The recommendations included the following (see paper for explanation and literature references):
- MTX is recommended as the first-line treatment in oligoarthritis that persists despite nonsteroidal anti-inflammatory drugs (NSAIDs) and intraarticular steroid (IAS) therapy, and in polyarticular disease. MTX is also recommended in systemic arthritis with predominant joint inflammation, without active systemic features.
- Clinical and laboratory monitoring of MTX toxicity is recommended every 4-8 weeks initially, and then every 12-16 weeks, unless risk factors are present.
- The dose of methotrexate in juvenile idiopathic arthritis: 10-15 mg/m2/week is recommended. Further increases in MTX dosage have not been associated with additional therapeutic benefit.
- MTX may be given orally or subcutaneously once a week. If high doses (15 mg/m2/week) are requested, the subcutaneous route is preferable due to increased bioavailability.
- Regarding tapering and discontinuation of methotrexate in juvenile idiopathic arthritis -MTX could be discontinued after 6 months of stable remission.
- Folic or folinic acid supplementation is recommended to prevent MTX side effects. The advised dose is approximately one third of the MTX dose, at least 24 hours after the weekly dose of MTX for folinic acid; for folic acid 1 mg/day skipping the day when MTX is administered.
- MTX is recommended for the treatment of JIA-related uveitis refractory to topical treatment.
- The combination of MTX with a TNF-α inhibitor is recommended in patients who had an inadequate clinical response to MTX alone.
- No recommendation is made regarding the use of biomarkers in current clinical practice.
- Vaccination with non-live vaccines is not contraindicated during MTX treatment.

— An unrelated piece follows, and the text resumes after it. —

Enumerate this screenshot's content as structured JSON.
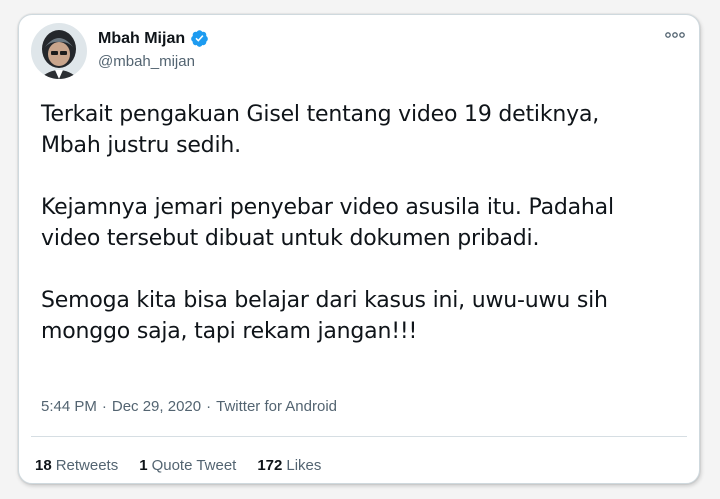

These consensus recommendations provide balanced and evidence-based recommendations designed to have broad value for physicians and healthcare clinicians involved in the clinical management of patients with JIA.